TASK OBJECTIVE
In your copy of the data, omit the pictures and keep all else exactly as given.

+++

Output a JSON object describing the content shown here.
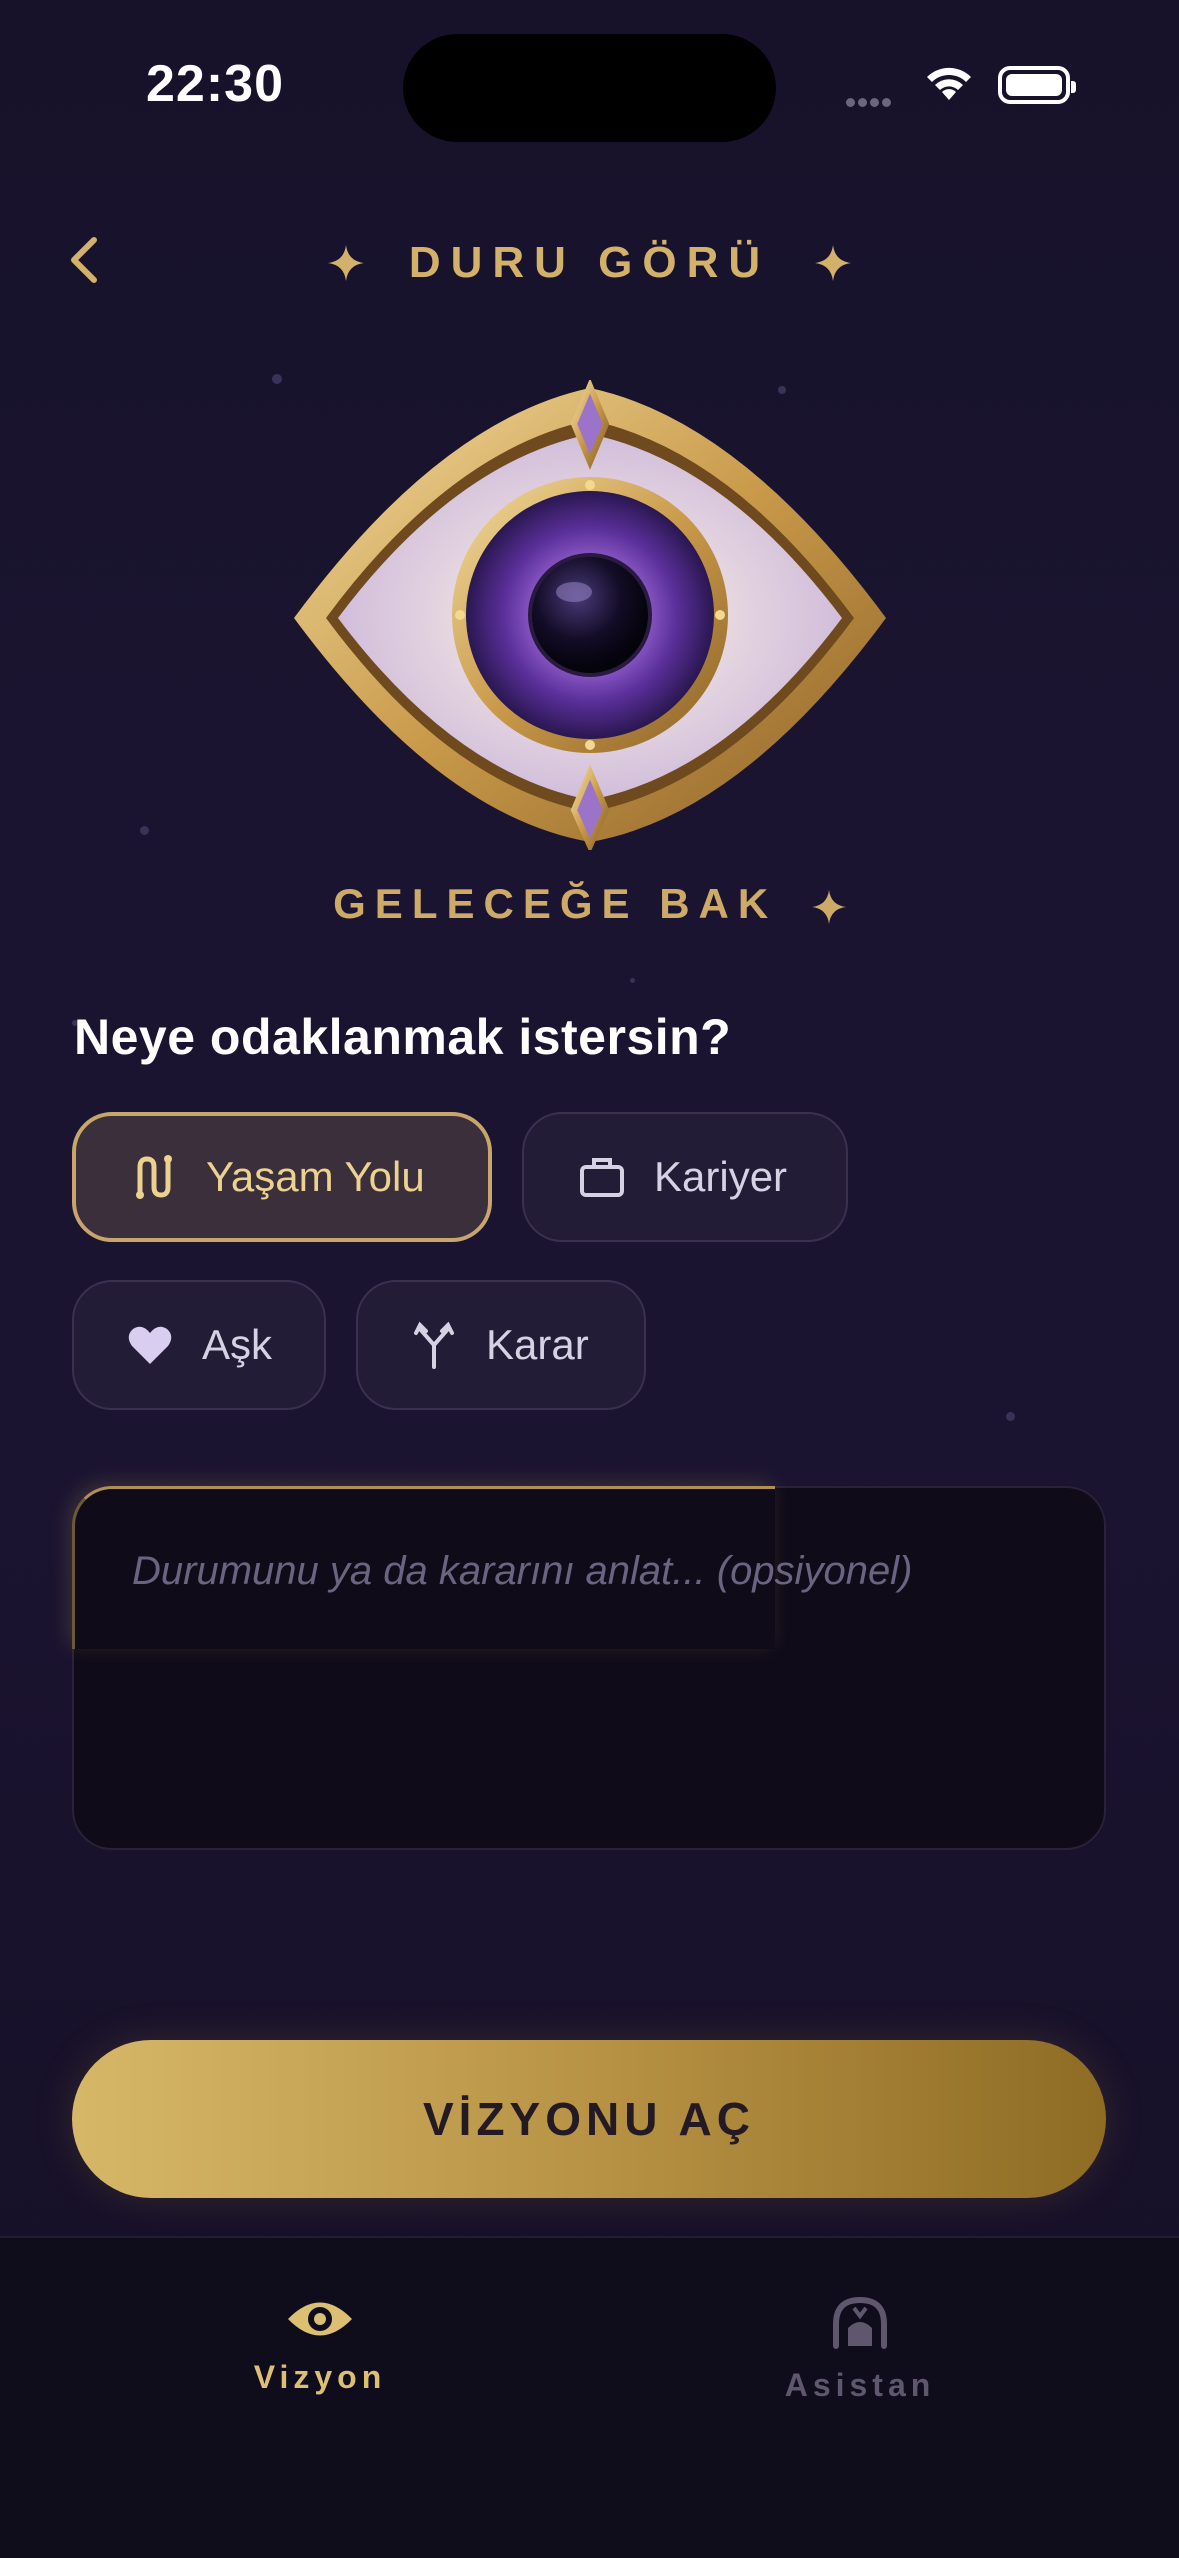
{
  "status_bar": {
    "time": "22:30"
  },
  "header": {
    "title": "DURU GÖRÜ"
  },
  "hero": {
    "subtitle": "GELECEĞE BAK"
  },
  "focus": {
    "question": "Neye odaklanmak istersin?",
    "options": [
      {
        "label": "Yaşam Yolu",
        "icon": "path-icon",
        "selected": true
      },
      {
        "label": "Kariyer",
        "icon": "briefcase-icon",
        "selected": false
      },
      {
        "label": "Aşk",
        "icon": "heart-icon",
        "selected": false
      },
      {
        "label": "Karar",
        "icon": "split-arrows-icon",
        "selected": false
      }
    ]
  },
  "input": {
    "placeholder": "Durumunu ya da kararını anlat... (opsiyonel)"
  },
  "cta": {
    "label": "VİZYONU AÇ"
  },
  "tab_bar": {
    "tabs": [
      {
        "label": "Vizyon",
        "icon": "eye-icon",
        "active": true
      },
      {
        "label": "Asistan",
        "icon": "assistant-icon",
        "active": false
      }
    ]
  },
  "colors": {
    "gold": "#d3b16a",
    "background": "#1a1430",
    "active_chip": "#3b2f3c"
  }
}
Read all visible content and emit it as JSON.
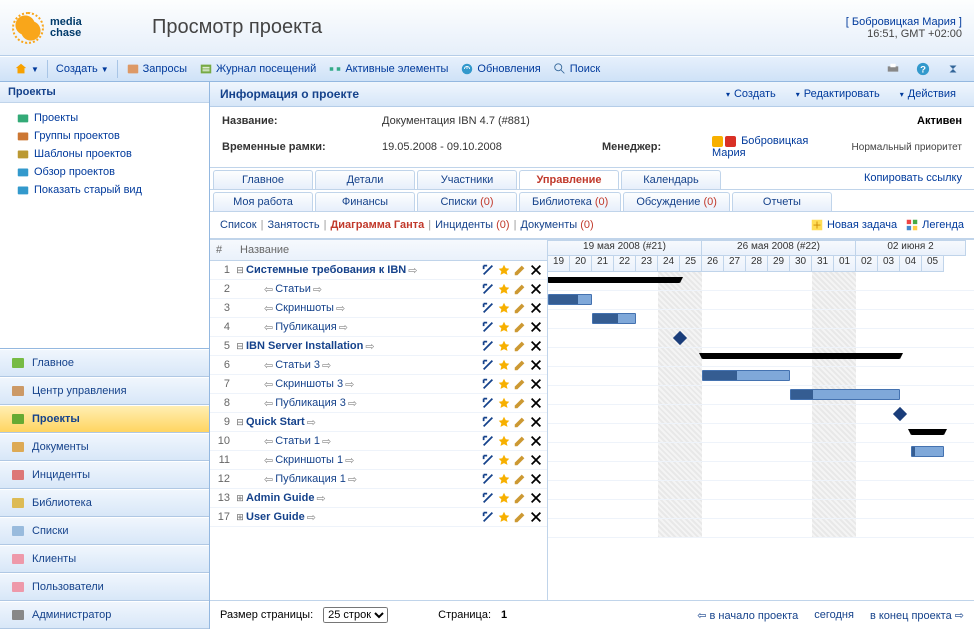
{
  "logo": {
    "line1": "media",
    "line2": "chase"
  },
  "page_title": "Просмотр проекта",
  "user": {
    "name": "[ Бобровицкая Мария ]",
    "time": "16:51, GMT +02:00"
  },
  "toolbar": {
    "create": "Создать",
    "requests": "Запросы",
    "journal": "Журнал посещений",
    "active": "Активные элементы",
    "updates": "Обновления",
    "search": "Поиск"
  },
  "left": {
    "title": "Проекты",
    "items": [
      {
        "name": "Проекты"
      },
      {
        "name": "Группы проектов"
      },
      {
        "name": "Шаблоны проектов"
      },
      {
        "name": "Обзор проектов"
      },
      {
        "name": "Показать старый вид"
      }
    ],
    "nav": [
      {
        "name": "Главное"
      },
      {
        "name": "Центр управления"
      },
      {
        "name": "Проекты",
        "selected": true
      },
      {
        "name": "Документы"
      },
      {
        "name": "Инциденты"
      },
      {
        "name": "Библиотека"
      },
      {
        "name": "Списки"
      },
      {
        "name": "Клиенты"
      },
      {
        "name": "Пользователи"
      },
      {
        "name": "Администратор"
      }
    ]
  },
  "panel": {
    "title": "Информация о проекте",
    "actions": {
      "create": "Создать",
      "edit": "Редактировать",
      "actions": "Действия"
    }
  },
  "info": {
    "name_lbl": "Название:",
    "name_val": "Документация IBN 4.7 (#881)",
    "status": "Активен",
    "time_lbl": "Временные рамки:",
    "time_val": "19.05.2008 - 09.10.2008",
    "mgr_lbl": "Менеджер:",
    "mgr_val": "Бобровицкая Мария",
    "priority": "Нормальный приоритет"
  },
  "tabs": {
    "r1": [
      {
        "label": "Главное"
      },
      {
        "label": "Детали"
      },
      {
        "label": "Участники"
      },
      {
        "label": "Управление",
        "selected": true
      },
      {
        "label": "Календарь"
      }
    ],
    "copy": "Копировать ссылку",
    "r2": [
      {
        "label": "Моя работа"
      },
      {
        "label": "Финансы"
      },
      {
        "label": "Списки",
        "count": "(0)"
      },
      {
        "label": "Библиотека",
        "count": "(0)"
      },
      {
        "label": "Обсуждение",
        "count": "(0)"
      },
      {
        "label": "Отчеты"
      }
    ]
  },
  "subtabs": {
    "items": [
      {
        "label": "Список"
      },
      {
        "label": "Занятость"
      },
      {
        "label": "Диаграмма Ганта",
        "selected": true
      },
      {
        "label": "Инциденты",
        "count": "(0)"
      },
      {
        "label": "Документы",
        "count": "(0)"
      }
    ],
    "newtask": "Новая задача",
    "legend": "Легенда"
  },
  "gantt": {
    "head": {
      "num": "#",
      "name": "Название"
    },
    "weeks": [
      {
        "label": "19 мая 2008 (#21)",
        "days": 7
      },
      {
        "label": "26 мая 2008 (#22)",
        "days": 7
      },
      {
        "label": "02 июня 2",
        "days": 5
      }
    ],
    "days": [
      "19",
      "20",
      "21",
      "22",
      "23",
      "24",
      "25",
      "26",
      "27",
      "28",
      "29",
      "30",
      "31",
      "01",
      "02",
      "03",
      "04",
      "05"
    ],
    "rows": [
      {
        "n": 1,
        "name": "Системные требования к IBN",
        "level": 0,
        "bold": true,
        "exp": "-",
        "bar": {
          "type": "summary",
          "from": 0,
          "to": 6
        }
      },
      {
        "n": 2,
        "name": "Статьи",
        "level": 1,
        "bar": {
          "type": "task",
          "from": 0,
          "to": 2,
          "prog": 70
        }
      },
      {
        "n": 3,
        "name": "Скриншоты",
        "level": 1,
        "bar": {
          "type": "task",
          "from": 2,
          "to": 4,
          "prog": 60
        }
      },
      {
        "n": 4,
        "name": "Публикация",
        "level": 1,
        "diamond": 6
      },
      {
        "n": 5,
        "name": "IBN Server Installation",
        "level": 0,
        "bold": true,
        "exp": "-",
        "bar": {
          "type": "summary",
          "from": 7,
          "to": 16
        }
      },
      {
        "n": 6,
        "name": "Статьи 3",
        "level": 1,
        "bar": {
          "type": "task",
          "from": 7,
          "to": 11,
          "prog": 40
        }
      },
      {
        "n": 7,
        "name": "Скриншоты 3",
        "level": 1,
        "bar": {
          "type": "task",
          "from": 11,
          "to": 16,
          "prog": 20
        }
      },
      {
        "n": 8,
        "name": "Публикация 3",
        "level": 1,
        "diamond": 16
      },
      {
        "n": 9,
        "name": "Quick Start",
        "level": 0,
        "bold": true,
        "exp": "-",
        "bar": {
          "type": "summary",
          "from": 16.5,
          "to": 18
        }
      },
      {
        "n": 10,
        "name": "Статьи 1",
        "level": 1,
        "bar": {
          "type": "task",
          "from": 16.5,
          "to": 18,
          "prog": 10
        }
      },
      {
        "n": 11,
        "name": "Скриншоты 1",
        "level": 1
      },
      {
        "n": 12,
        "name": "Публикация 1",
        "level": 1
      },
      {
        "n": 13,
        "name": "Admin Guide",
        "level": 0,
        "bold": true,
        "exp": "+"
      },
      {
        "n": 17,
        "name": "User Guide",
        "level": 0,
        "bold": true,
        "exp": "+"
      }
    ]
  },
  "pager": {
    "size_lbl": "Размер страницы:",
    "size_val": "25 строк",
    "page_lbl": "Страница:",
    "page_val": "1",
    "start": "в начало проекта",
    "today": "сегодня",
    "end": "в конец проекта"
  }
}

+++

TASK RESULT
Output a JSON object describing the content shown here.
{
  "status_bar": {
    "time": "22:30"
  },
  "header": {
    "title": "DURU GÖRÜ"
  },
  "hero": {
    "subtitle": "GELECEĞE BAK"
  },
  "focus": {
    "question": "Neye odaklanmak istersin?",
    "options": [
      {
        "label": "Yaşam Yolu",
        "icon": "path-icon",
        "selected": true
      },
      {
        "label": "Kariyer",
        "icon": "briefcase-icon",
        "selected": false
      },
      {
        "label": "Aşk",
        "icon": "heart-icon",
        "selected": false
      },
      {
        "label": "Karar",
        "icon": "split-arrows-icon",
        "selected": false
      }
    ]
  },
  "input": {
    "placeholder": "Durumunu ya da kararını anlat... (opsiyonel)"
  },
  "cta": {
    "label": "VİZYONU AÇ"
  },
  "tab_bar": {
    "tabs": [
      {
        "label": "Vizyon",
        "icon": "eye-icon",
        "active": true
      },
      {
        "label": "Asistan",
        "icon": "assistant-icon",
        "active": false
      }
    ]
  },
  "colors": {
    "gold": "#d3b16a",
    "background": "#1a1430",
    "active_chip": "#3b2f3c"
  }
}
Read all visible content and emit it as JSON.
{
  "logo": {
    "line1": "media",
    "line2": "chase"
  },
  "page_title": "Просмотр проекта",
  "user": {
    "name": "[ Бобровицкая Мария ]",
    "time": "16:51, GMT +02:00"
  },
  "toolbar": {
    "create": "Создать",
    "requests": "Запросы",
    "journal": "Журнал посещений",
    "active": "Активные элементы",
    "updates": "Обновления",
    "search": "Поиск"
  },
  "left": {
    "title": "Проекты",
    "items": [
      {
        "name": "Проекты"
      },
      {
        "name": "Группы проектов"
      },
      {
        "name": "Шаблоны проектов"
      },
      {
        "name": "Обзор проектов"
      },
      {
        "name": "Показать старый вид"
      }
    ],
    "nav": [
      {
        "name": "Главное"
      },
      {
        "name": "Центр управления"
      },
      {
        "name": "Проекты",
        "selected": true
      },
      {
        "name": "Документы"
      },
      {
        "name": "Инциденты"
      },
      {
        "name": "Библиотека"
      },
      {
        "name": "Списки"
      },
      {
        "name": "Клиенты"
      },
      {
        "name": "Пользователи"
      },
      {
        "name": "Администратор"
      }
    ]
  },
  "panel": {
    "title": "Информация о проекте",
    "actions": {
      "create": "Создать",
      "edit": "Редактировать",
      "actions": "Действия"
    }
  },
  "info": {
    "name_lbl": "Название:",
    "name_val": "Документация IBN 4.7 (#881)",
    "status": "Активен",
    "time_lbl": "Временные рамки:",
    "time_val": "19.05.2008 - 09.10.2008",
    "mgr_lbl": "Менеджер:",
    "mgr_val": "Бобровицкая Мария",
    "priority": "Нормальный приоритет"
  },
  "tabs": {
    "r1": [
      {
        "label": "Главное"
      },
      {
        "label": "Детали"
      },
      {
        "label": "Участники"
      },
      {
        "label": "Управление",
        "selected": true
      },
      {
        "label": "Календарь"
      }
    ],
    "copy": "Копировать ссылку",
    "r2": [
      {
        "label": "Моя работа"
      },
      {
        "label": "Финансы"
      },
      {
        "label": "Списки",
        "count": "(0)"
      },
      {
        "label": "Библиотека",
        "count": "(0)"
      },
      {
        "label": "Обсуждение",
        "count": "(0)"
      },
      {
        "label": "Отчеты"
      }
    ]
  },
  "subtabs": {
    "items": [
      {
        "label": "Список"
      },
      {
        "label": "Занятость"
      },
      {
        "label": "Диаграмма Ганта",
        "selected": true
      },
      {
        "label": "Инциденты",
        "count": "(0)"
      },
      {
        "label": "Документы",
        "count": "(0)"
      }
    ],
    "newtask": "Новая задача",
    "legend": "Легенда"
  },
  "gantt": {
    "head": {
      "num": "#",
      "name": "Название"
    },
    "weeks": [
      {
        "label": "19 мая 2008 (#21)",
        "days": 7
      },
      {
        "label": "26 мая 2008 (#22)",
        "days": 7
      },
      {
        "label": "02 июня 2",
        "days": 5
      }
    ],
    "days": [
      "19",
      "20",
      "21",
      "22",
      "23",
      "24",
      "25",
      "26",
      "27",
      "28",
      "29",
      "30",
      "31",
      "01",
      "02",
      "03",
      "04",
      "05"
    ],
    "rows": [
      {
        "n": 1,
        "name": "Системные требования к IBN",
        "level": 0,
        "bold": true,
        "exp": "-",
        "bar": {
          "type": "summary",
          "from": 0,
          "to": 6
        }
      },
      {
        "n": 2,
        "name": "Статьи",
        "level": 1,
        "bar": {
          "type": "task",
          "from": 0,
          "to": 2,
          "prog": 70
        }
      },
      {
        "n": 3,
        "name": "Скриншоты",
        "level": 1,
        "bar": {
          "type": "task",
          "from": 2,
          "to": 4,
          "prog": 60
        }
      },
      {
        "n": 4,
        "name": "Публикация",
        "level": 1,
        "diamond": 6
      },
      {
        "n": 5,
        "name": "IBN Server Installation",
        "level": 0,
        "bold": true,
        "exp": "-",
        "bar": {
          "type": "summary",
          "from": 7,
          "to": 16
        }
      },
      {
        "n": 6,
        "name": "Статьи 3",
        "level": 1,
        "bar": {
          "type": "task",
          "from": 7,
          "to": 11,
          "prog": 40
        }
      },
      {
        "n": 7,
        "name": "Скриншоты 3",
        "level": 1,
        "bar": {
          "type": "task",
          "from": 11,
          "to": 16,
          "prog": 20
        }
      },
      {
        "n": 8,
        "name": "Публикация 3",
        "level": 1,
        "diamond": 16
      },
      {
        "n": 9,
        "name": "Quick Start",
        "level": 0,
        "bold": true,
        "exp": "-",
        "bar": {
          "type": "summary",
          "from": 16.5,
          "to": 18
        }
      },
      {
        "n": 10,
        "name": "Статьи 1",
        "level": 1,
        "bar": {
          "type": "task",
          "from": 16.5,
          "to": 18,
          "prog": 10
        }
      },
      {
        "n": 11,
        "name": "Скриншоты 1",
        "level": 1
      },
      {
        "n": 12,
        "name": "Публикация 1",
        "level": 1
      },
      {
        "n": 13,
        "name": "Admin Guide",
        "level": 0,
        "bold": true,
        "exp": "+"
      },
      {
        "n": 17,
        "name": "User Guide",
        "level": 0,
        "bold": true,
        "exp": "+"
      }
    ]
  },
  "pager": {
    "size_lbl": "Размер страницы:",
    "size_val": "25 строк",
    "page_lbl": "Страница:",
    "page_val": "1",
    "start": "в начало проекта",
    "today": "сегодня",
    "end": "в конец проекта"
  }
}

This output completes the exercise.